  • “Where One Sits Affects Where Others Stand: Bias, the Bar, and District Court Nominations.” With Amy Steigerwalt and Susan Navarro Smelcer. Judicature, 2014.
  • “Measurements of Salience in State Courts.” With Teena Wilhelm. Law & Courts, 2014.
  • “An Economic Theory of Supreme Court News.” With Phil Marcin. Political Communication, 2014.
  • “Minority Representation, the Electoral Connection, and the Confirmation Vote of Sonia Sotomayor.” With Amy Steigerwalt and Tara W. Stricko.  Justice System Journal, 2013.
  • “The Chief Justice as Advocate-in-Chief: Examining the Year-End Report on the Federal Judiciary.” With Teena Wilhelm. Judicature, 2012.
  • “Bias and the Bar: Evaluating the ABA Ratings of Federal Judicial Nominees.” With Susan Navarro Smelcer and Amy Steigerwalt. Political Research Quarterly, 2012.
  • “Grassroots Mobilization in the Digital Age: Interest Group Response to Supreme Court Nominees.” Political Research Quarterly, 2011.
  • “Judicial Selection and Pre-Confirmation Politics.” With Martha Ginn. Law & Courts, 2011.
  • “The Causes and Consequences of Gubernatorial Endorsements: Evidence from State Supreme Court Elections.” With Teena Wilhelm. American Politics Research, 2011.
  • “Measuring Case Salience in State Courts of Last Resort.” With Teena Wilhelm. Political Research Quarterly, 2011.
  • “Patterns of Newspaper Reporting on State Supreme Courts.” With Teena Wilhelm, Sara E. Hiers, and Phil Marcin. Justice System Journal, 2010.
  • “Explaining High-Profile Coverage of State Supreme Court Decisions.” With Teena Wilhelm. Social Science Quarterly, 2010.
  • “Judicial Departures and the Introduction of Qualified Retirement, 1892-1953.” Justice System Journal, 2009.
  • “Politics, Pragmatism, and Departures from the U.S. Courts of Appeals, 1954-2004.” Social Science Quarterly, 2009.
  • “The Supreme Court in American Democracy: Unraveling the Linkages between Public Opinion and Judicial Decision-making.” With Micheal W. Giles and Bethany Blackstone.

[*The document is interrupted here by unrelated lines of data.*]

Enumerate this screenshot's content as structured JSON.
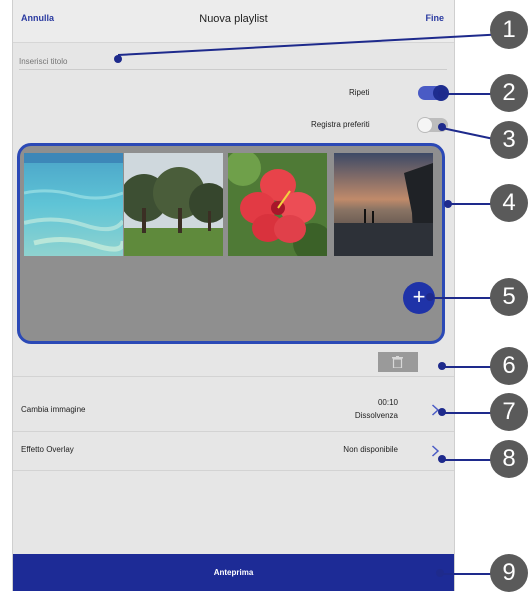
{
  "header": {
    "cancel_label": "Annulla",
    "title": "Nuova playlist",
    "done_label": "Fine"
  },
  "title_field": {
    "placeholder": "Inserisci titolo",
    "value": ""
  },
  "options": {
    "repeat": {
      "label": "Ripeti",
      "state": "on"
    },
    "favorites": {
      "label": "Registra preferiti",
      "state": "off"
    }
  },
  "images_panel": {
    "thumbnails": [
      {
        "description": "sea-water"
      },
      {
        "description": "park-trees"
      },
      {
        "description": "red-hibiscus-flower"
      },
      {
        "description": "sunset-beach"
      }
    ],
    "add_icon": "plus-icon"
  },
  "delete_icon": "trash-icon",
  "settings": {
    "change_image": {
      "label": "Cambia immagine",
      "time": "00:10",
      "effect": "Dissolvenza"
    },
    "overlay_effect": {
      "label": "Effetto Overlay",
      "value": "Non disponibile"
    }
  },
  "preview_label": "Anteprima",
  "callouts": [
    "1",
    "2",
    "3",
    "4",
    "5",
    "6",
    "7",
    "8",
    "9"
  ],
  "colors": {
    "accent": "#1d2b96",
    "callout": "#5a5a5a",
    "panel_border": "#2b49b6"
  }
}
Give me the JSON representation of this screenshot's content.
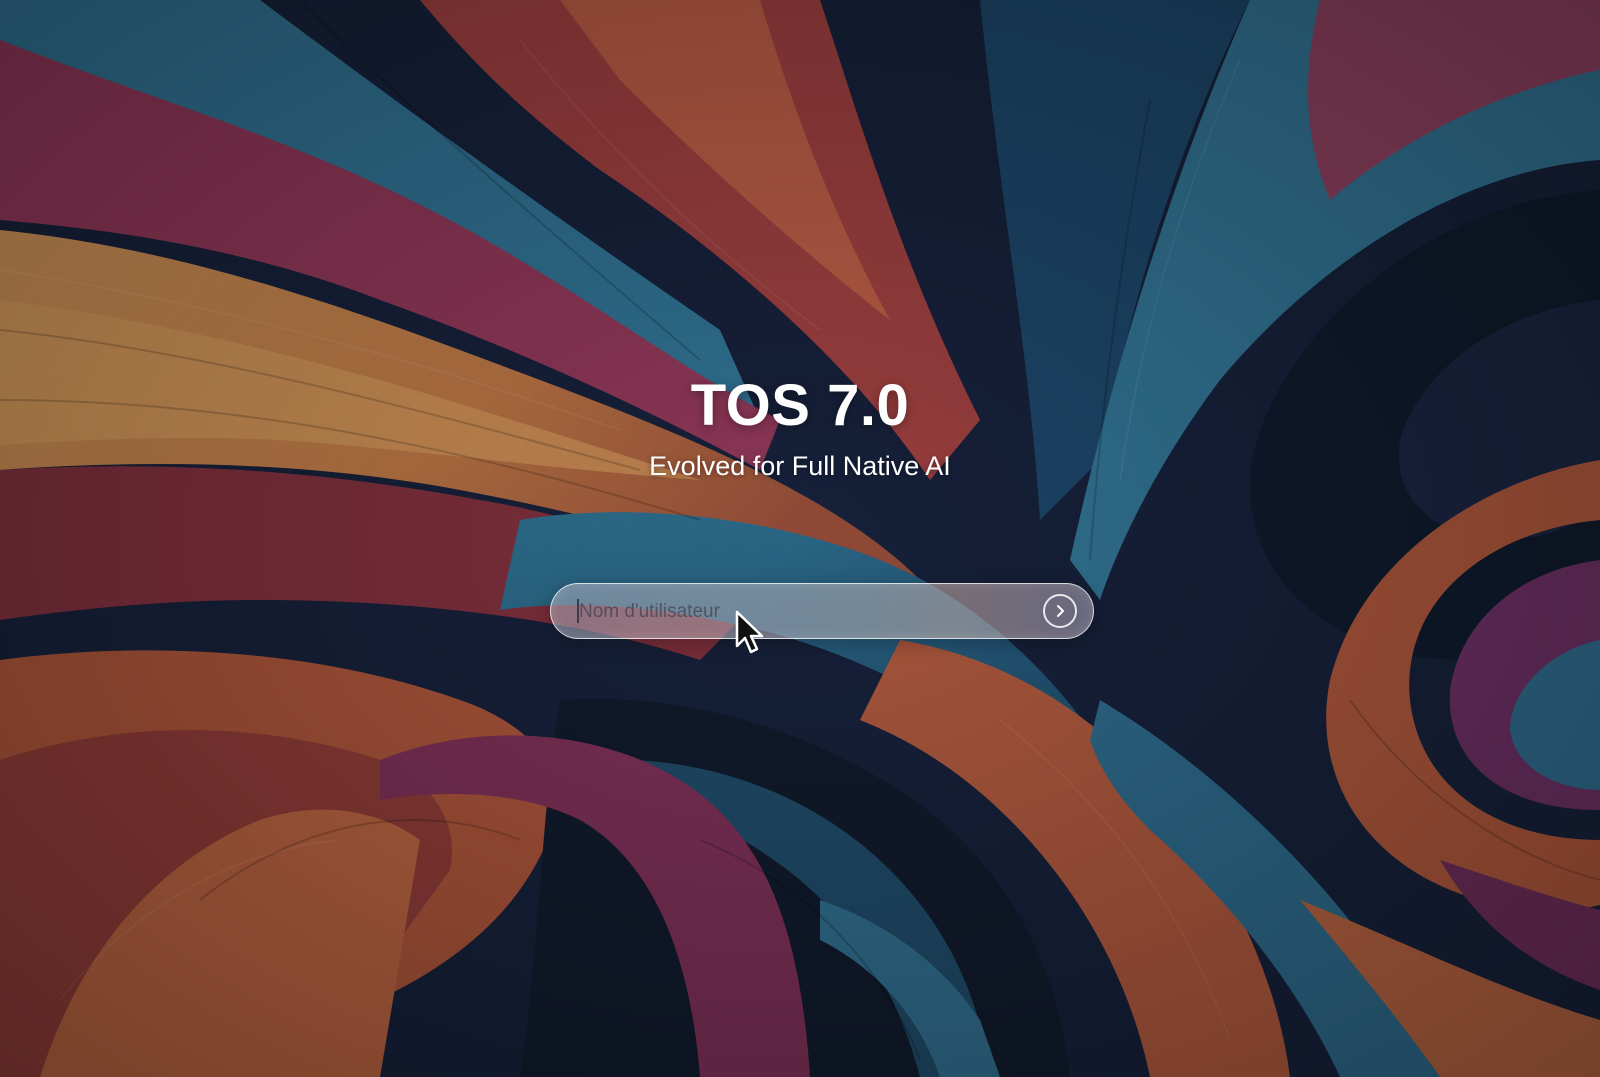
{
  "login": {
    "title": "TOS 7.0",
    "subtitle": "Evolved for Full Native AI",
    "username_placeholder": "Nom d'utilisateur",
    "username_value": "",
    "submit_icon": "arrow-right-circle-icon"
  },
  "cursor": {
    "icon": "mouse-pointer-icon"
  },
  "wallpaper": {
    "description_colors": [
      "#1a2a45",
      "#2f6d8c",
      "#8c3a5a",
      "#b0583c",
      "#c88a52",
      "#5a2f5e"
    ]
  }
}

Journal of Politics, 2008.
  • “Judicial Tenure on the U.S. Supreme Court, 1790-1868: Frustration, Resignation, and Expiration on the Bench.” With Christopher Zorn and Susan Navarro Smelcer. Studies in American Political Development, 2006.
  • “From Moderators to Leaders: Floor Participation by U.S. House Speakers 1789-1841.” With Randall W. Strahan and Matthew L. Gunning. Social Science History, 2006.